◆ EXERCISE AIM ◆
Check each line of the data for "Branch", and copy the ones that have it.

◆ SUPPLIED ENTRIES ◆
-*-

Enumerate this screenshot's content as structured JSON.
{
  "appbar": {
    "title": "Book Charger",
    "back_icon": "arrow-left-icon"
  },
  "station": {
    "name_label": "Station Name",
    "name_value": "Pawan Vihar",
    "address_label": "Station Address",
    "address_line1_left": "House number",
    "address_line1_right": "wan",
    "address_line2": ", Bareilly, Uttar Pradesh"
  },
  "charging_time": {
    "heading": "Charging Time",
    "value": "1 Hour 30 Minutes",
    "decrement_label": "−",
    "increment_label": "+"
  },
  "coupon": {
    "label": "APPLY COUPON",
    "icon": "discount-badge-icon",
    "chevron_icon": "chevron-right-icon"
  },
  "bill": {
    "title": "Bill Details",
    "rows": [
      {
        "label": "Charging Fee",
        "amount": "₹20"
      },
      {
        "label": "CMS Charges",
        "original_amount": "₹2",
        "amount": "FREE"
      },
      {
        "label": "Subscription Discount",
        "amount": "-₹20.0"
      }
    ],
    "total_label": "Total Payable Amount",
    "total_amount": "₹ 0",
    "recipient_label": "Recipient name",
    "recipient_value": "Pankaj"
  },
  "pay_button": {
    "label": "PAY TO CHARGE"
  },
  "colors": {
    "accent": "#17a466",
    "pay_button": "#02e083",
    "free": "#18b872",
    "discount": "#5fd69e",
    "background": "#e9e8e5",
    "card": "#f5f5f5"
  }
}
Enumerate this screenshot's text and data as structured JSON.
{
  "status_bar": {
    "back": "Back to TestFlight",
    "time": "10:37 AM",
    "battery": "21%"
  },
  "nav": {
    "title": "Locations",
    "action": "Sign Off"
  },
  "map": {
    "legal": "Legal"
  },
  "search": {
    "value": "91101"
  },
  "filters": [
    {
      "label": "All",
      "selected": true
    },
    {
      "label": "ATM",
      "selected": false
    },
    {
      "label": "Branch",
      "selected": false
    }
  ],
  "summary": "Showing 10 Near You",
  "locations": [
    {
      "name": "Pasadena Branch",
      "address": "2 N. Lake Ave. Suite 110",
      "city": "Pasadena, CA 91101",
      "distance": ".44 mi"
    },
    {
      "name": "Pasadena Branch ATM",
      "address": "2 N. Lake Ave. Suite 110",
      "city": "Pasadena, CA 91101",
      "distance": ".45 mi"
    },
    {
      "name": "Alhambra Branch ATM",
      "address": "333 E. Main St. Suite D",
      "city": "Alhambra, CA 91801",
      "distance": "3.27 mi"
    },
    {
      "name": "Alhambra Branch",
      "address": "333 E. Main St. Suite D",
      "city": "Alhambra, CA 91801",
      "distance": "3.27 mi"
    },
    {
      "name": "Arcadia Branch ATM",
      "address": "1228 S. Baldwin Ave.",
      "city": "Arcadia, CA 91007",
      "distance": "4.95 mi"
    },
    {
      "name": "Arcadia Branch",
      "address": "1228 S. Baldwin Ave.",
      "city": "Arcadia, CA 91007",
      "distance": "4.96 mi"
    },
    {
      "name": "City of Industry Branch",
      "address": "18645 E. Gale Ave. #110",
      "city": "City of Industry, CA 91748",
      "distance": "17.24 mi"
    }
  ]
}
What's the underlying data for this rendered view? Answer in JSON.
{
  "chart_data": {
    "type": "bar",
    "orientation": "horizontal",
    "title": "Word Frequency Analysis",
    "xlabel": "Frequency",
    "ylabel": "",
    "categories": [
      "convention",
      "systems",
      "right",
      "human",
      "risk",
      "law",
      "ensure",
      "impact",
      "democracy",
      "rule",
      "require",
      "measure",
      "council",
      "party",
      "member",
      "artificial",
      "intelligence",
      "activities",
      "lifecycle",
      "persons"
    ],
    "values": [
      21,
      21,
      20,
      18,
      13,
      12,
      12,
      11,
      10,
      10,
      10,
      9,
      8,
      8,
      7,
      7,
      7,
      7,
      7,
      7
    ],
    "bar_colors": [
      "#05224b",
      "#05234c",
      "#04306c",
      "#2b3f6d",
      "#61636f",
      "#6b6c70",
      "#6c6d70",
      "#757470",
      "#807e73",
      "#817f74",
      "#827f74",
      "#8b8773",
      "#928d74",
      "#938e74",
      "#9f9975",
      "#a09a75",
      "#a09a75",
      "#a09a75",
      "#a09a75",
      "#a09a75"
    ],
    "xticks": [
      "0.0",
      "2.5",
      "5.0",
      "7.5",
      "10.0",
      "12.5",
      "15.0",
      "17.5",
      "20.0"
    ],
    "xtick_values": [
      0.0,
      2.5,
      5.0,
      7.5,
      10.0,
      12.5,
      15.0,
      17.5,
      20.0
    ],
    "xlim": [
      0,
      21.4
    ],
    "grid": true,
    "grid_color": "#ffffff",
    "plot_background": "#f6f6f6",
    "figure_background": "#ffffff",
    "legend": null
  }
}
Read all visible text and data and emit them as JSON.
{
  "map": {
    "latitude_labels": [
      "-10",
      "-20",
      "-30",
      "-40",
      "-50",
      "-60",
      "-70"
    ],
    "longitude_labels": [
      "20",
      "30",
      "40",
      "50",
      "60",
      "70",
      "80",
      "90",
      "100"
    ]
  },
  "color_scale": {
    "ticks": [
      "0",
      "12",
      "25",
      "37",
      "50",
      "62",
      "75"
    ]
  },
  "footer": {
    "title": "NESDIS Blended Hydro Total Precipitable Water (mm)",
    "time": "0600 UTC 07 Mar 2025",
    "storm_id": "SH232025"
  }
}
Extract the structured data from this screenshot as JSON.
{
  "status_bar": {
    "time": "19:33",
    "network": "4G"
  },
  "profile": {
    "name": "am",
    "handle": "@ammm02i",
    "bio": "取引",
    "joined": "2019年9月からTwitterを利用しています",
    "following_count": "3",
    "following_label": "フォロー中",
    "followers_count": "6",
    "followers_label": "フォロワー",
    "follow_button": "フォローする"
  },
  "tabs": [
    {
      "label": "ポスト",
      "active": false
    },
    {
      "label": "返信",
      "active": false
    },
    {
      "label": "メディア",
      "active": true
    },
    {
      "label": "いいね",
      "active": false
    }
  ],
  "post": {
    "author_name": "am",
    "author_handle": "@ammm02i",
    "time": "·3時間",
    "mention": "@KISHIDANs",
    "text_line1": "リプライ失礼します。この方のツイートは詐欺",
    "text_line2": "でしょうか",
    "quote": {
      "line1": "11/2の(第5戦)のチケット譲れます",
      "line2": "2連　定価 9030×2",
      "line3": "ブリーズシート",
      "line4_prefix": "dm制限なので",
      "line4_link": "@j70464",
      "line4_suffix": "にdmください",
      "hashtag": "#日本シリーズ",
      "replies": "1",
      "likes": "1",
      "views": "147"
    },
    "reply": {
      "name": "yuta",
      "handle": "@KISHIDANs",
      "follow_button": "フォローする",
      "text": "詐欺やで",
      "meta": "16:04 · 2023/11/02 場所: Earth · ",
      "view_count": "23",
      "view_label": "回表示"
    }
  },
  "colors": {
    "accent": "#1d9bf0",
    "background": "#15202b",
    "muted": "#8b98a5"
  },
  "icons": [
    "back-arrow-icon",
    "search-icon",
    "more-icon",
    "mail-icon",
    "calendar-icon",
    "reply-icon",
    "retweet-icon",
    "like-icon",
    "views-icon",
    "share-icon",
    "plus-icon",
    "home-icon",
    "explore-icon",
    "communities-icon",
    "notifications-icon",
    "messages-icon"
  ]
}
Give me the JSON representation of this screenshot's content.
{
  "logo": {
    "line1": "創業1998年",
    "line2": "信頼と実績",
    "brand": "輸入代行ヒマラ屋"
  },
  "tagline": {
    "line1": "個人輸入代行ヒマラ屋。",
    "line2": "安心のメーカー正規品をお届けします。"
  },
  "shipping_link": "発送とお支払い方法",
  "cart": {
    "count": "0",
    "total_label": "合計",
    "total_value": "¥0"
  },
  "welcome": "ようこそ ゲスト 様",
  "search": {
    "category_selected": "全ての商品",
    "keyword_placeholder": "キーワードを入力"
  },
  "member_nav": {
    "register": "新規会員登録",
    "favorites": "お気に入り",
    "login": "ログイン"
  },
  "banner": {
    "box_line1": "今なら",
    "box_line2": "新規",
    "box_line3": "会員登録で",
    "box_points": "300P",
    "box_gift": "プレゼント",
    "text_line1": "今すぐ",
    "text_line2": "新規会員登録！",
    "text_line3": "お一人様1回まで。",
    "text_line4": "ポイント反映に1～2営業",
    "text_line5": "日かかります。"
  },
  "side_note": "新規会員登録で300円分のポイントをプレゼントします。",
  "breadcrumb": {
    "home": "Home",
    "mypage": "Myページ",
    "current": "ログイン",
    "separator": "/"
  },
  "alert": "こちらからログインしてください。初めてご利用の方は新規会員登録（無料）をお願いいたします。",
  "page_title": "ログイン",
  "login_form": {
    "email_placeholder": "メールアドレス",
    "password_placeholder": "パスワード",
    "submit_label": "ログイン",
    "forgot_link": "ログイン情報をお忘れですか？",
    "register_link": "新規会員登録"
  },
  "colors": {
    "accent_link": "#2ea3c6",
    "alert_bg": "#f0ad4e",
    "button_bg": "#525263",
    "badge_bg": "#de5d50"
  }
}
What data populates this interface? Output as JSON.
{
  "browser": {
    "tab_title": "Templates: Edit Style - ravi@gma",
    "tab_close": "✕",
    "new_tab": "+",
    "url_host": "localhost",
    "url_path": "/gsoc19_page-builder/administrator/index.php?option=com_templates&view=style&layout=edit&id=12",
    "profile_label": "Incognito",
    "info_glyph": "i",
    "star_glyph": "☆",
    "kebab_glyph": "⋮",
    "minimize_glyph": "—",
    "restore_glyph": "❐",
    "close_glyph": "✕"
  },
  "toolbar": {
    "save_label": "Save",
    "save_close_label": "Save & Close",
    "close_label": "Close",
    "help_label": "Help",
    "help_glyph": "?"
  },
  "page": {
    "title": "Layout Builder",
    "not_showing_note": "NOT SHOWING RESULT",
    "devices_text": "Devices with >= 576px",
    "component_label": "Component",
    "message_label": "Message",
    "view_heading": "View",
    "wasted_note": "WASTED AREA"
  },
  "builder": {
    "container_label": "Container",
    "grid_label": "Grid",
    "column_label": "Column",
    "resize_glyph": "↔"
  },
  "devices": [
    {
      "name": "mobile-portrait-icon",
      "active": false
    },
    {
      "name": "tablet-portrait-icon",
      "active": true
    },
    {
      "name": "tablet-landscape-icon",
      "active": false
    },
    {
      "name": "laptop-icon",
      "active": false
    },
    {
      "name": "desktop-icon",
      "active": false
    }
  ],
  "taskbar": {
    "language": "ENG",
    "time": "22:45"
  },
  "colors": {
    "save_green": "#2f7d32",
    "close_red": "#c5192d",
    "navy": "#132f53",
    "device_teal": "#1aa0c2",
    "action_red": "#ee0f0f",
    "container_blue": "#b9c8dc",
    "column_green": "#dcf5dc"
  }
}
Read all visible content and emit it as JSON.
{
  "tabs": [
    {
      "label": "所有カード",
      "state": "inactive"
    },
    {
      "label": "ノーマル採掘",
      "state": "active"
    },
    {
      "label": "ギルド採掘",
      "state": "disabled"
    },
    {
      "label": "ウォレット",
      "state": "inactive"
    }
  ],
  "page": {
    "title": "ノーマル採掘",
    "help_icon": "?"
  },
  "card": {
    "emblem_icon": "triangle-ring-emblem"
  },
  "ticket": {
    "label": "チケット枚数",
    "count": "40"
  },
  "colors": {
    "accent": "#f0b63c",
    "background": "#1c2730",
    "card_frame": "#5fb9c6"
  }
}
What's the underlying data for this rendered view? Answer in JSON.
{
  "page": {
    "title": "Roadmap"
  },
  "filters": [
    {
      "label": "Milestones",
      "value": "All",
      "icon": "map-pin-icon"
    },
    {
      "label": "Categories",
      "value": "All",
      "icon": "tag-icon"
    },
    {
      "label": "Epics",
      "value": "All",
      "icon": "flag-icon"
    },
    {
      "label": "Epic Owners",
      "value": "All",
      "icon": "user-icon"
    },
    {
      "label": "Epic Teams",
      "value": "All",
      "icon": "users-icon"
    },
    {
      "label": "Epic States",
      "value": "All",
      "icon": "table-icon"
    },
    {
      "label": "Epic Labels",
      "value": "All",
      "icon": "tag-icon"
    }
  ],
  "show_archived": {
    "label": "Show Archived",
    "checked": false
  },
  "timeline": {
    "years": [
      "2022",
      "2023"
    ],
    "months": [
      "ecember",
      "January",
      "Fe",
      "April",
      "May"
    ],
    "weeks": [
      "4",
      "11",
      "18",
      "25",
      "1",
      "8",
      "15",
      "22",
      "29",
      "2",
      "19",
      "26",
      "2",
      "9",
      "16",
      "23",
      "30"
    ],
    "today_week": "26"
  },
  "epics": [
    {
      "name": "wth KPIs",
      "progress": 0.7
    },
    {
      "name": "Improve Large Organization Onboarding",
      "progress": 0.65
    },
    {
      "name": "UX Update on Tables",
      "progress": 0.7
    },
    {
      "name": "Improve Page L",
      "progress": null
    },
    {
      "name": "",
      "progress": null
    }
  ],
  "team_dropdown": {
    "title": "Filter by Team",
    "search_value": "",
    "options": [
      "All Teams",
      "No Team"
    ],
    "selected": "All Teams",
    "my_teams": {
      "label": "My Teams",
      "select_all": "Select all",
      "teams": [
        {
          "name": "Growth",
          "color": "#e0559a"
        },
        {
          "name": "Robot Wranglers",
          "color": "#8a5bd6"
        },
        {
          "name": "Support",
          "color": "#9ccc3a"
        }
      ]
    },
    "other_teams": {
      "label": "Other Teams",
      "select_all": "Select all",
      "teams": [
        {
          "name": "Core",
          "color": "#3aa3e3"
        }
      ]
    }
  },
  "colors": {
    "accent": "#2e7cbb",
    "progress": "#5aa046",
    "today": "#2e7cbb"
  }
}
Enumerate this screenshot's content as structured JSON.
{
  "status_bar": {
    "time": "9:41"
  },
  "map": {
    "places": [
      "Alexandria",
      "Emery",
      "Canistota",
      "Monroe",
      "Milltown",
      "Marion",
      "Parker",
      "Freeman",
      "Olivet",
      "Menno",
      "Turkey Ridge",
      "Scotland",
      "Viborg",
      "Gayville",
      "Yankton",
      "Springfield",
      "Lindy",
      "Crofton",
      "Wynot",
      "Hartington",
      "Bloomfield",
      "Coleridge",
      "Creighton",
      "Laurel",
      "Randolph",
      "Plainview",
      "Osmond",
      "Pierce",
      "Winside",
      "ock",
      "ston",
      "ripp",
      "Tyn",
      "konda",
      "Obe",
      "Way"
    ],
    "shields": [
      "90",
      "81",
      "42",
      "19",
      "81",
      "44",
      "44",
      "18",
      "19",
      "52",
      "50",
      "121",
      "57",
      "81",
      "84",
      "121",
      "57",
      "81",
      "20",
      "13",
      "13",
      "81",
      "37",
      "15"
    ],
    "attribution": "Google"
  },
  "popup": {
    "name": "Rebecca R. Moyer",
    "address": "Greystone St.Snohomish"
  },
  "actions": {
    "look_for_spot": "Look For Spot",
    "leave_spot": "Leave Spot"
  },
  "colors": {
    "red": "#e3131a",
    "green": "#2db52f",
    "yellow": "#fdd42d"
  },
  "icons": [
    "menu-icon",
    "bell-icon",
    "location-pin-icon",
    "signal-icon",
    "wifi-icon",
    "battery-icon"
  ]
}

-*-

◆ ANSWER BOX ◆
      "label": "Branch",
      "name": "Pasadena Branch",
      "name": "Pasadena Branch ATM",
      "name": "Alhambra Branch ATM",
      "name": "Alhambra Branch",
      "name": "Arcadia Branch ATM",
      "name": "Arcadia Branch",
      "name": "City of Industry Branch",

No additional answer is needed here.